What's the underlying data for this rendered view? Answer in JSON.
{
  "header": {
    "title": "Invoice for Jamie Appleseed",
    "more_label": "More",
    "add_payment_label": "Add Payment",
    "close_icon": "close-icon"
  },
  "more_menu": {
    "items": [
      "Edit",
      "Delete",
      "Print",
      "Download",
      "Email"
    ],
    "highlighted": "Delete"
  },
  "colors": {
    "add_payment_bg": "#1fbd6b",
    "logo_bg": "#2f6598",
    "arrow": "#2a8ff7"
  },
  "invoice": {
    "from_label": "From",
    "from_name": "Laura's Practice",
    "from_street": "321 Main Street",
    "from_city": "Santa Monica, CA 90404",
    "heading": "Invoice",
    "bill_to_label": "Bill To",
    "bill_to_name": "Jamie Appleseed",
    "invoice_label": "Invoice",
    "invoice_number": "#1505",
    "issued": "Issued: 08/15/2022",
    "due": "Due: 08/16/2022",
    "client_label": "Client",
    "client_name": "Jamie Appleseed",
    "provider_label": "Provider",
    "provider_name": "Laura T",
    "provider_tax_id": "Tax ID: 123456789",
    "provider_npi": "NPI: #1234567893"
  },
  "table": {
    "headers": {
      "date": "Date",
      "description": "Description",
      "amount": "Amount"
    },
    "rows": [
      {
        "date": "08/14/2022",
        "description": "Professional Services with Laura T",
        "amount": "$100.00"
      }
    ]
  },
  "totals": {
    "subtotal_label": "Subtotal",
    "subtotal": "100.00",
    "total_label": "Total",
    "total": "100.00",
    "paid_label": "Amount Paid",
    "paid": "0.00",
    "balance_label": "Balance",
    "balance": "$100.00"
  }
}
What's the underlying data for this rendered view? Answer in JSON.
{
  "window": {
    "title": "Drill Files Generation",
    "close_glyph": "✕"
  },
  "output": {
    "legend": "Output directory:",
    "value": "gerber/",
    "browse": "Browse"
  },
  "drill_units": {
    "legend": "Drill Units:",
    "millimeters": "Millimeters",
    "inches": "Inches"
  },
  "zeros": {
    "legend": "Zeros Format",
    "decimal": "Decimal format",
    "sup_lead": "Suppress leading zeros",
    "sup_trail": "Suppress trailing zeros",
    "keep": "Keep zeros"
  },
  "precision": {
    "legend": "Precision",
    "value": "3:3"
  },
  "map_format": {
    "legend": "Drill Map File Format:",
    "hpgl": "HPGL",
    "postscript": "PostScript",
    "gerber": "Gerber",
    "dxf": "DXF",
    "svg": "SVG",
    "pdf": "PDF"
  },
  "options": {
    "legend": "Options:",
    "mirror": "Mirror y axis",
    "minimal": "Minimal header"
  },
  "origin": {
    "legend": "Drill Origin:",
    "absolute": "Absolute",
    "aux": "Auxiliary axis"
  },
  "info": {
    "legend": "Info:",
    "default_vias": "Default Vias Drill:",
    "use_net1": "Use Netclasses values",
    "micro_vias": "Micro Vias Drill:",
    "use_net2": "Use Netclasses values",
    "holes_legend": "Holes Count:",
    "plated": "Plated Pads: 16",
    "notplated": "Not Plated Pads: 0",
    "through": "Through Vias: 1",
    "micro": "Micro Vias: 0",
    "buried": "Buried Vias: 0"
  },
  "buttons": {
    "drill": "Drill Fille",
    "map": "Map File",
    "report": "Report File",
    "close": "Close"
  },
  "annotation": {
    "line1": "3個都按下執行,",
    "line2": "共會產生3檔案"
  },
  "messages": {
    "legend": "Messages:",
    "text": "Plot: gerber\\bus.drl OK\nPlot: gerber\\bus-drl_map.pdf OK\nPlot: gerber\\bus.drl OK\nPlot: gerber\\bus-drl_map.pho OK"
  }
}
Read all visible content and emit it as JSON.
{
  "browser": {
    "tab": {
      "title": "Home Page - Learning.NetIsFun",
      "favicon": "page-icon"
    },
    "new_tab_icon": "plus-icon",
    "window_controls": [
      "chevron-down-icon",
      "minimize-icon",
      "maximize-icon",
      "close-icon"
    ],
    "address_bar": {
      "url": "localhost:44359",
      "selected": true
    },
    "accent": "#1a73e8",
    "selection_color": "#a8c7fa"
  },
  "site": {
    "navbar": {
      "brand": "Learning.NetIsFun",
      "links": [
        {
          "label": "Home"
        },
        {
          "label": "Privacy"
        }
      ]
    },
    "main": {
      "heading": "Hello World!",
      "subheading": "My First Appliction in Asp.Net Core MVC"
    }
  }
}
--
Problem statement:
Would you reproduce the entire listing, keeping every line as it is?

Completed task:
What's the underlying data for this rendered view? Answer in JSON.
{
  "header": {
    "title": "Invoice for Jamie Appleseed",
    "more_label": "More",
    "add_payment_label": "Add Payment",
    "close_icon": "close-icon"
  },
  "more_menu": {
    "items": [
      "Edit",
      "Delete",
      "Print",
      "Download",
      "Email"
    ],
    "highlighted": "Delete"
  },
  "colors": {
    "add_payment_bg": "#1fbd6b",
    "logo_bg": "#2f6598",
    "arrow": "#2a8ff7"
  },
  "invoice": {
    "from_label": "From",
    "from_name": "Laura's Practice",
    "from_street": "321 Main Street",
    "from_city": "Santa Monica, CA 90404",
    "heading": "Invoice",
    "bill_to_label": "Bill To",
    "bill_to_name": "Jamie Appleseed",
    "invoice_label": "Invoice",
    "invoice_number": "#1505",
    "issued": "Issued: 08/15/2022",
    "due": "Due: 08/16/2022",
    "client_label": "Client",
    "client_name": "Jamie Appleseed",
    "provider_label": "Provider",
    "provider_name": "Laura T",
    "provider_tax_id": "Tax ID: 123456789",
    "provider_npi": "NPI: #1234567893"
  },
  "table": {
    "headers": {
      "date": "Date",
      "description": "Description",
      "amount": "Amount"
    },
    "rows": [
      {
        "date": "08/14/2022",
        "description": "Professional Services with Laura T",
        "amount": "$100.00"
      }
    ]
  },
  "totals": {
    "subtotal_label": "Subtotal",
    "subtotal": "100.00",
    "total_label": "Total",
    "total": "100.00",
    "paid_label": "Amount Paid",
    "paid": "0.00",
    "balance_label": "Balance",
    "balance": "$100.00"
  }
}
What's the underlying data for this rendered view? Answer in JSON.
{
  "window": {
    "title": "Drill Files Generation",
    "close_glyph": "✕"
  },
  "output": {
    "legend": "Output directory:",
    "value": "gerber/",
    "browse": "Browse"
  },
  "drill_units": {
    "legend": "Drill Units:",
    "millimeters": "Millimeters",
    "inches": "Inches"
  },
  "zeros": {
    "legend": "Zeros Format",
    "decimal": "Decimal format",
    "sup_lead": "Suppress leading zeros",
    "sup_trail": "Suppress trailing zeros",
    "keep": "Keep zeros"
  },
  "precision": {
    "legend": "Precision",
    "value": "3:3"
  },
  "map_format": {
    "legend": "Drill Map File Format:",
    "hpgl": "HPGL",
    "postscript": "PostScript",
    "gerber": "Gerber",
    "dxf": "DXF",
    "svg": "SVG",
    "pdf": "PDF"
  },
  "options": {
    "legend": "Options:",
    "mirror": "Mirror y axis",
    "minimal": "Minimal header"
  },
  "origin": {
    "legend": "Drill Origin:",
    "absolute": "Absolute",
    "aux": "Auxiliary axis"
  },
  "info": {
    "legend": "Info:",
    "default_vias": "Default Vias Drill:",
    "use_net1": "Use Netclasses values",
    "micro_vias": "Micro Vias Drill:",
    "use_net2": "Use Netclasses values",
    "holes_legend": "Holes Count:",
    "plated": "Plated Pads: 16",
    "notplated": "Not Plated Pads: 0",
    "through": "Through Vias: 1",
    "micro": "Micro Vias: 0",
    "buried": "Buried Vias: 0"
  },
  "buttons": {
    "drill": "Drill Fille",
    "map": "Map File",
    "report": "Report File",
    "close": "Close"
  },
  "annotation": {
    "line1": "3個都按下執行,",
    "line2": "共會產生3檔案"
  },
  "messages": {
    "legend": "Messages:",
    "text": "Plot: gerber\\bus.drl OK\nPlot: gerber\\bus-drl_map.pdf OK\nPlot: gerber\\bus.drl OK\nPlot: gerber\\bus-drl_map.pho OK"
  }
}
Read all visible content and emit it as JSON.
{
  "browser": {
    "tab": {
      "title": "Home Page - Learning.NetIsFun",
      "favicon": "page-icon"
    },
    "new_tab_icon": "plus-icon",
    "window_controls": [
      "chevron-down-icon",
      "minimize-icon",
      "maximize-icon",
      "close-icon"
    ],
    "address_bar": {
      "url": "localhost:44359",
      "selected": true
    },
    "accent": "#1a73e8",
    "selection_color": "#a8c7fa"
  },
  "site": {
    "navbar": {
      "brand": "Learning.NetIsFun",
      "links": [
        {
          "label": "Home"
        },
        {
          "label": "Privacy"
        }
      ]
    },
    "main": {
      "heading": "Hello World!",
      "subheading": "My First Appliction in Asp.Net Core MVC"
    }
  }
}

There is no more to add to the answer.